**WHAT THE EXERCISE ASKS:** Write out each entry below exactly. Do not include the images.

[Start of Attachment]

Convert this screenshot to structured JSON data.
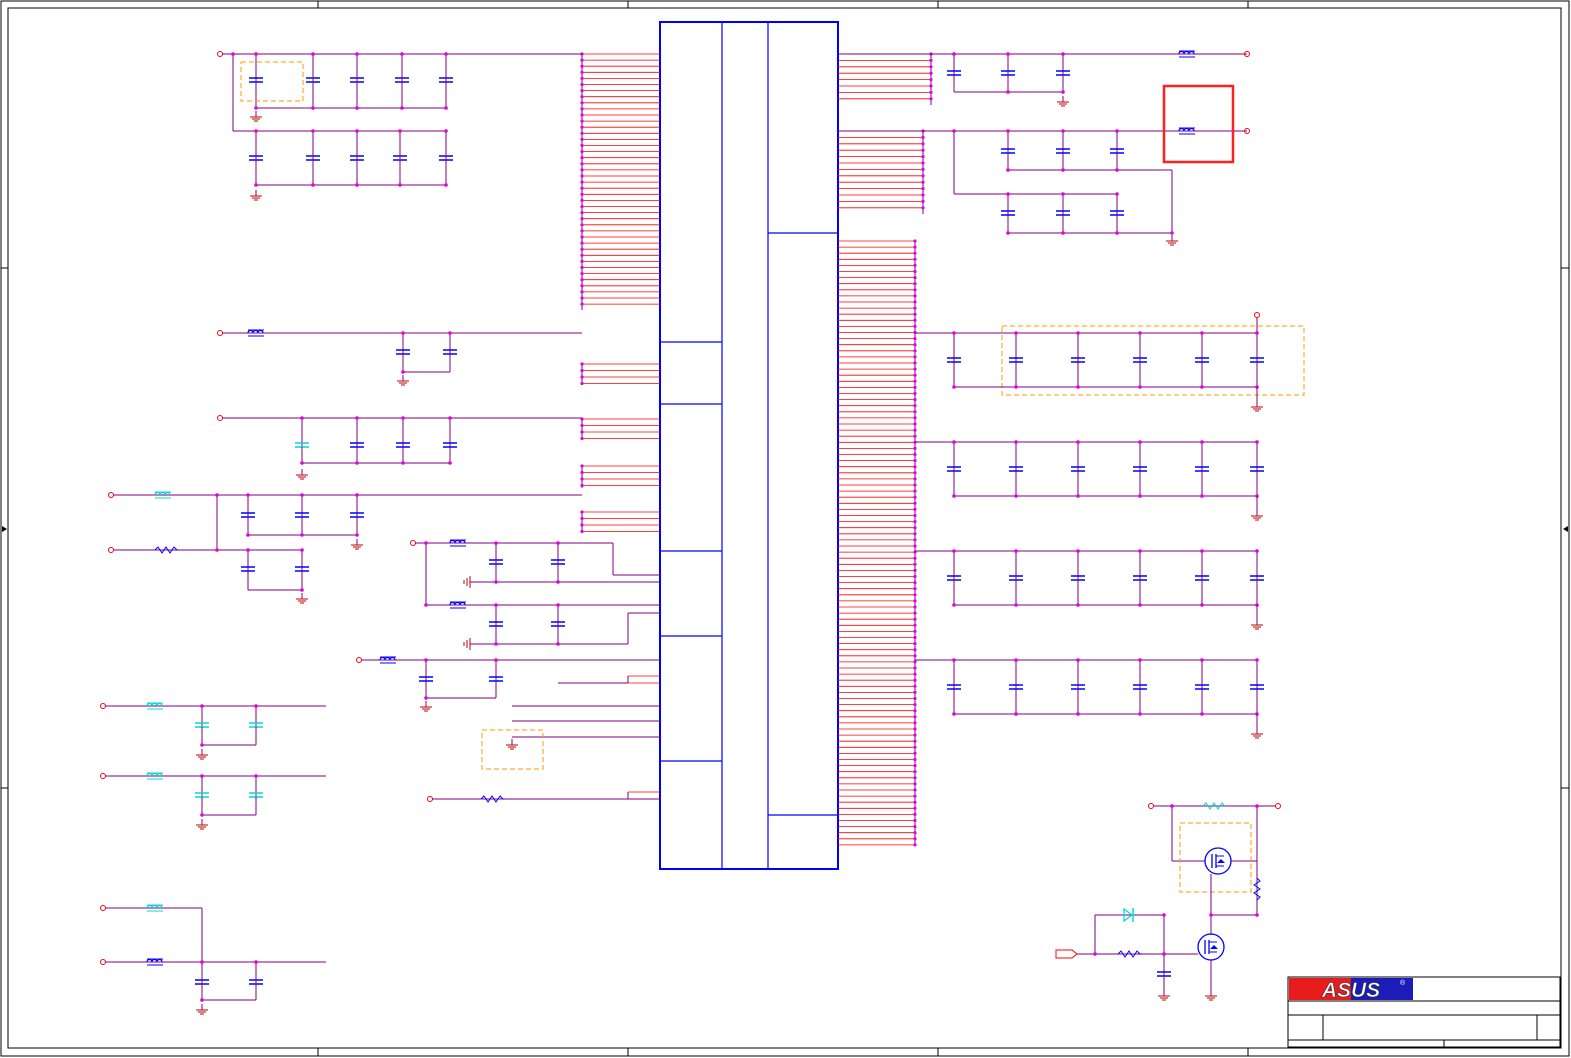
{
  "title_block": {
    "brand": "ASUS",
    "registered_mark": "®",
    "brand_colors": [
      "#e81c1c",
      "#1c1cb8"
    ]
  },
  "colors": {
    "wire": "#800080",
    "pin": "#ff0000",
    "part": "#0000ff",
    "junction": "#e000e0",
    "ground": "#c00000",
    "dnp_box": "#ff9900",
    "highlight_box": "#ff0000",
    "aux_part": "#00e0e0",
    "frame": "#000000"
  },
  "symbol_types": [
    "capacitor",
    "resistor",
    "ferrite-bead",
    "ground",
    "mosfet",
    "diode",
    "off-page-connector",
    "ic-body"
  ]
}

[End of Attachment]

**EXERCISE ANSWER:**
Convert this screenshot to structured JSON data.
{
  "title_block": {
    "brand": "ASUS",
    "registered_mark": "®",
    "brand_colors": [
      "#e81c1c",
      "#1c1cb8"
    ]
  },
  "colors": {
    "wire": "#800080",
    "pin": "#ff0000",
    "part": "#0000ff",
    "junction": "#e000e0",
    "ground": "#c00000",
    "dnp_box": "#ff9900",
    "highlight_box": "#ff0000",
    "aux_part": "#00e0e0",
    "frame": "#000000"
  },
  "symbol_types": [
    "capacitor",
    "resistor",
    "ferrite-bead",
    "ground",
    "mosfet",
    "diode",
    "off-page-connector",
    "ic-body"
  ]
}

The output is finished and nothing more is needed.